====== Material shown

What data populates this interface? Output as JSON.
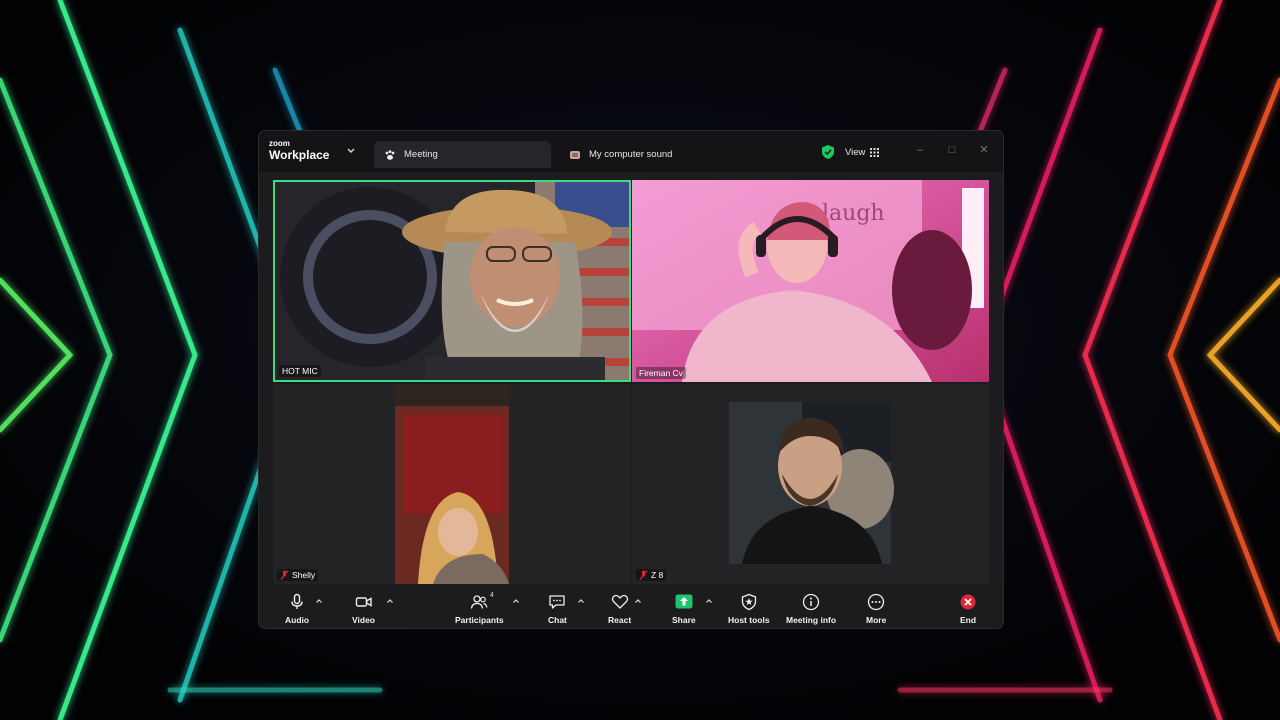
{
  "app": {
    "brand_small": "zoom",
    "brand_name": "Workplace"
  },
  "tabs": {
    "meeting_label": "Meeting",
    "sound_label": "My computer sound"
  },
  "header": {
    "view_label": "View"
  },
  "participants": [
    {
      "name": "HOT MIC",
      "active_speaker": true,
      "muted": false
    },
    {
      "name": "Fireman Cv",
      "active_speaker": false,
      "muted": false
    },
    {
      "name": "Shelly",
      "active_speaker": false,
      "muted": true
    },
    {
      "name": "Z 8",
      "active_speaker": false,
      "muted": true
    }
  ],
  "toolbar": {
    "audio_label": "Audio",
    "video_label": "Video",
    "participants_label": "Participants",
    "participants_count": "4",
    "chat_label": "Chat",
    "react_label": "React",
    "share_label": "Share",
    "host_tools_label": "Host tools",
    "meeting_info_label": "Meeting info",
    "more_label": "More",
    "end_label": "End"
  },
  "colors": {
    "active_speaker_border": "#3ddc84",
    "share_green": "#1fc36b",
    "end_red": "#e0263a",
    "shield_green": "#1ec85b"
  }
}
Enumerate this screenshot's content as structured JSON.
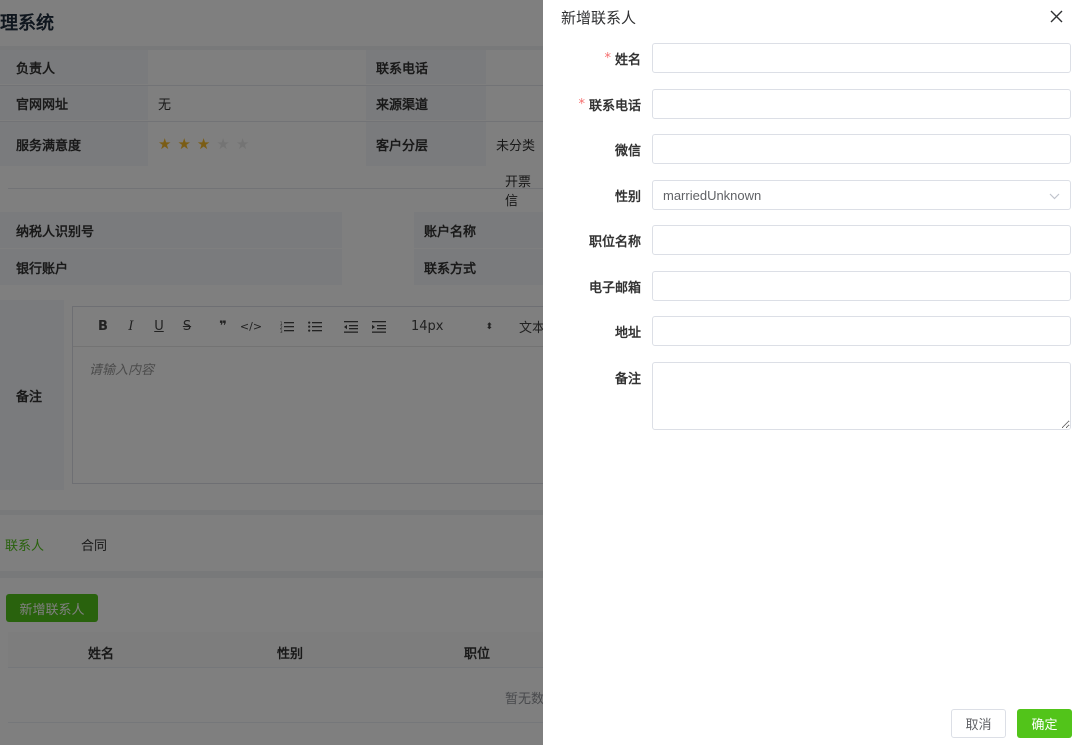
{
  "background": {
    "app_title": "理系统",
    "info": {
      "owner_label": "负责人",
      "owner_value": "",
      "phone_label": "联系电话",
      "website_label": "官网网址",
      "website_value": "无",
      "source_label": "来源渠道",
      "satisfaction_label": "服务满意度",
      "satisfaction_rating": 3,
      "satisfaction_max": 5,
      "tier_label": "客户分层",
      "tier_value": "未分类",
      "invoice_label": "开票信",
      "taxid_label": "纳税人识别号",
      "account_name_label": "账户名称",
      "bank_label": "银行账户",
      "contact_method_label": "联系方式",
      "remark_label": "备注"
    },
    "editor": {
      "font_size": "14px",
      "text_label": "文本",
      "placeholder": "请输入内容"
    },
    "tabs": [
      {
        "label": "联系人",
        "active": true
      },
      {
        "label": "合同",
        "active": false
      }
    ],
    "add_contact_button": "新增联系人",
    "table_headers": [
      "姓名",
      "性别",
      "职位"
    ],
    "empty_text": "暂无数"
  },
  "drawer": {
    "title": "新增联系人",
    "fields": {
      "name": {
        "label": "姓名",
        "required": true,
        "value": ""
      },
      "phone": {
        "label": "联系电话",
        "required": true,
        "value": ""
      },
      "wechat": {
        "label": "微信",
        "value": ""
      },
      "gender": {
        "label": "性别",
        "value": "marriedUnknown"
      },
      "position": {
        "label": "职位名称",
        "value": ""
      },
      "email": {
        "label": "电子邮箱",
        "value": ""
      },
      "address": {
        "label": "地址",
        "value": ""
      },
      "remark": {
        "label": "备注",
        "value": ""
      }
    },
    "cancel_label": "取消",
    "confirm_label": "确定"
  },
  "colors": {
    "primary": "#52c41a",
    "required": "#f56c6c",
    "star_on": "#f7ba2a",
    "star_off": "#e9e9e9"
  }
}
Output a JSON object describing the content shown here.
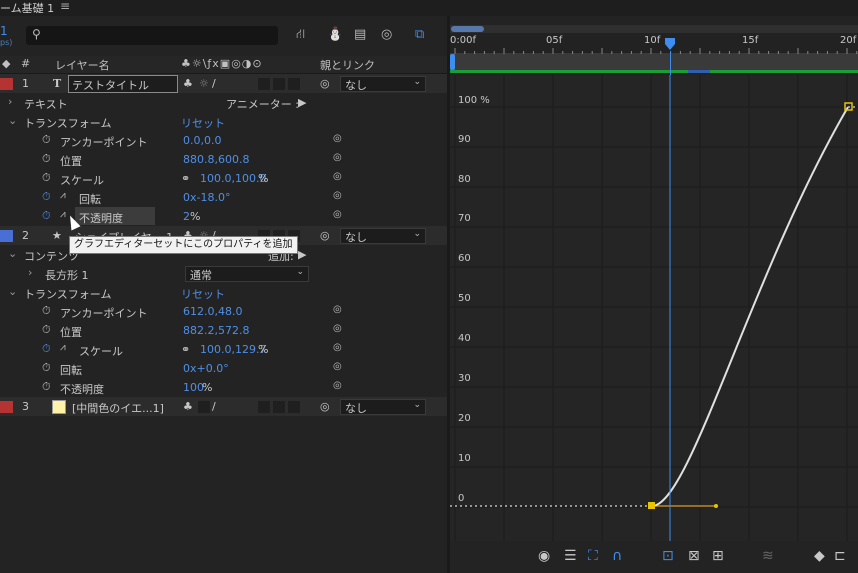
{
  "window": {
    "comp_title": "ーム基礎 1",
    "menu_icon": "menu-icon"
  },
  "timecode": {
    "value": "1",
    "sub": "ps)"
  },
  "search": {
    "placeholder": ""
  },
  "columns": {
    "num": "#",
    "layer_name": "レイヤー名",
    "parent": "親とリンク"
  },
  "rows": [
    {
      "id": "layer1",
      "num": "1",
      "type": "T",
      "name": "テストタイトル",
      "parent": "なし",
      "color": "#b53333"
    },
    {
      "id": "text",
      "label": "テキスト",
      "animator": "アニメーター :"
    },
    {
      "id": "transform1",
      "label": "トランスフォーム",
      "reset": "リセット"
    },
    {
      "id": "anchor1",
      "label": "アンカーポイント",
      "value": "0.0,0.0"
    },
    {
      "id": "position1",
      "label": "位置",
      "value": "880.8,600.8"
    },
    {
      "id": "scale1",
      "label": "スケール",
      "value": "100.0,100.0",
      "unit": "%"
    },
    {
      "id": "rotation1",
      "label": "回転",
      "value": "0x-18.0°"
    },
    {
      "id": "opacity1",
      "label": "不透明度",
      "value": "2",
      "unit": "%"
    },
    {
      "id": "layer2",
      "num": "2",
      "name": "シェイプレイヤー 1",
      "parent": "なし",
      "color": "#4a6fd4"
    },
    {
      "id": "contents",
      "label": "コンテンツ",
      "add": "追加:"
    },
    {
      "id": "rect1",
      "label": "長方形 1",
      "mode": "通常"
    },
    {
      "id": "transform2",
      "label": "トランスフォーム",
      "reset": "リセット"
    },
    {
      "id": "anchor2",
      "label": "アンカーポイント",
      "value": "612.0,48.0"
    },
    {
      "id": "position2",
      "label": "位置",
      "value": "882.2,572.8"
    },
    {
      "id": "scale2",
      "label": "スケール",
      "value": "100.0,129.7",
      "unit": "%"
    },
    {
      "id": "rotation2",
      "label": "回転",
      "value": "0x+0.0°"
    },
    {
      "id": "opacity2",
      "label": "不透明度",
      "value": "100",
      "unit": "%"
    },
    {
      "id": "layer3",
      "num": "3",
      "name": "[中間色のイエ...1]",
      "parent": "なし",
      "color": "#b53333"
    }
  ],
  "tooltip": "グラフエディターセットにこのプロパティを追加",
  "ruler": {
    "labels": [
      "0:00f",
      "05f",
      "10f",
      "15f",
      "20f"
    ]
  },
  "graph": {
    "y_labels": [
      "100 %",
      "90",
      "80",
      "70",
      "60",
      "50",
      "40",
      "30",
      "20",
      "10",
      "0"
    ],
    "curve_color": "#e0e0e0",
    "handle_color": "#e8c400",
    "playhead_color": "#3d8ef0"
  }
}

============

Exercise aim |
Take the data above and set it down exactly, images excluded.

Your solution |
What data populates this interface? Output as JSON.
{
  "app": {
    "brand_small": "zoom",
    "brand_name": "Workplace"
  },
  "tabs": {
    "meeting_label": "Meeting",
    "sound_label": "My computer sound"
  },
  "header": {
    "view_label": "View"
  },
  "participants": [
    {
      "name": "HOT MIC",
      "active_speaker": true,
      "muted": false
    },
    {
      "name": "Fireman Cv",
      "active_speaker": false,
      "muted": false
    },
    {
      "name": "Shelly",
      "active_speaker": false,
      "muted": true
    },
    {
      "name": "Z 8",
      "active_speaker": false,
      "muted": true
    }
  ],
  "toolbar": {
    "audio_label": "Audio",
    "video_label": "Video",
    "participants_label": "Participants",
    "participants_count": "4",
    "chat_label": "Chat",
    "react_label": "React",
    "share_label": "Share",
    "host_tools_label": "Host tools",
    "meeting_info_label": "Meeting info",
    "more_label": "More",
    "end_label": "End"
  },
  "colors": {
    "active_speaker_border": "#3ddc84",
    "share_green": "#1fc36b",
    "end_red": "#e0263a",
    "shield_green": "#1ec85b"
  }
}
Enumerate this screenshot's content as structured JSON.
{
  "background": {
    "app_title": "理系统",
    "info": {
      "owner_label": "负责人",
      "owner_value": "",
      "phone_label": "联系电话",
      "website_label": "官网网址",
      "website_value": "无",
      "source_label": "来源渠道",
      "satisfaction_label": "服务满意度",
      "satisfaction_rating": 3,
      "satisfaction_max": 5,
      "tier_label": "客户分层",
      "tier_value": "未分类",
      "invoice_label": "开票信",
      "taxid_label": "纳税人识别号",
      "account_name_label": "账户名称",
      "bank_label": "银行账户",
      "contact_method_label": "联系方式",
      "remark_label": "备注"
    },
    "editor": {
      "font_size": "14px",
      "text_label": "文本",
      "placeholder": "请输入内容"
    },
    "tabs": [
      {
        "label": "联系人",
        "active": true
      },
      {
        "label": "合同",
        "active": false
      }
    ],
    "add_contact_button": "新增联系人",
    "table_headers": [
      "姓名",
      "性别",
      "职位"
    ],
    "empty_text": "暂无数"
  },
  "drawer": {
    "title": "新增联系人",
    "fields": {
      "name": {
        "label": "姓名",
        "required": true,
        "value": ""
      },
      "phone": {
        "label": "联系电话",
        "required": true,
        "value": ""
      },
      "wechat": {
        "label": "微信",
        "value": ""
      },
      "gender": {
        "label": "性别",
        "value": "marriedUnknown"
      },
      "position": {
        "label": "职位名称",
        "value": ""
      },
      "email": {
        "label": "电子邮箱",
        "value": ""
      },
      "address": {
        "label": "地址",
        "value": ""
      },
      "remark": {
        "label": "备注",
        "value": ""
      }
    },
    "cancel_label": "取消",
    "confirm_label": "确定"
  },
  "colors": {
    "primary": "#52c41a",
    "required": "#f56c6c",
    "star_on": "#f7ba2a",
    "star_off": "#e9e9e9"
  }
}
Output a JSON object describing the content shown here.
{
  "window": {
    "comp_title": "ーム基礎 1",
    "menu_icon": "menu-icon"
  },
  "timecode": {
    "value": "1",
    "sub": "ps)"
  },
  "search": {
    "placeholder": ""
  },
  "columns": {
    "num": "#",
    "layer_name": "レイヤー名",
    "parent": "親とリンク"
  },
  "rows": [
    {
      "id": "layer1",
      "num": "1",
      "type": "T",
      "name": "テストタイトル",
      "parent": "なし",
      "color": "#b53333"
    },
    {
      "id": "text",
      "label": "テキスト",
      "animator": "アニメーター :"
    },
    {
      "id": "transform1",
      "label": "トランスフォーム",
      "reset": "リセット"
    },
    {
      "id": "anchor1",
      "label": "アンカーポイント",
      "value": "0.0,0.0"
    },
    {
      "id": "position1",
      "label": "位置",
      "value": "880.8,600.8"
    },
    {
      "id": "scale1",
      "label": "スケール",
      "value": "100.0,100.0",
      "unit": "%"
    },
    {
      "id": "rotation1",
      "label": "回転",
      "value": "0x-18.0°"
    },
    {
      "id": "opacity1",
      "label": "不透明度",
      "value": "2",
      "unit": "%"
    },
    {
      "id": "layer2",
      "num": "2",
      "name": "シェイプレイヤー 1",
      "parent": "なし",
      "color": "#4a6fd4"
    },
    {
      "id": "contents",
      "label": "コンテンツ",
      "add": "追加:"
    },
    {
      "id": "rect1",
      "label": "長方形 1",
      "mode": "通常"
    },
    {
      "id": "transform2",
      "label": "トランスフォーム",
      "reset": "リセット"
    },
    {
      "id": "anchor2",
      "label": "アンカーポイント",
      "value": "612.0,48.0"
    },
    {
      "id": "position2",
      "label": "位置",
      "value": "882.2,572.8"
    },
    {
      "id": "scale2",
      "label": "スケール",
      "value": "100.0,129.7",
      "unit": "%"
    },
    {
      "id": "rotation2",
      "label": "回転",
      "value": "0x+0.0°"
    },
    {
      "id": "opacity2",
      "label": "不透明度",
      "value": "100",
      "unit": "%"
    },
    {
      "id": "layer3",
      "num": "3",
      "name": "[中間色のイエ...1]",
      "parent": "なし",
      "color": "#b53333"
    }
  ],
  "tooltip": "グラフエディターセットにこのプロパティを追加",
  "ruler": {
    "labels": [
      "0:00f",
      "05f",
      "10f",
      "15f",
      "20f"
    ]
  },
  "graph": {
    "y_labels": [
      "100 %",
      "90",
      "80",
      "70",
      "60",
      "50",
      "40",
      "30",
      "20",
      "10",
      "0"
    ],
    "curve_color": "#e0e0e0",
    "handle_color": "#e8c400",
    "playhead_color": "#3d8ef0"
  }
}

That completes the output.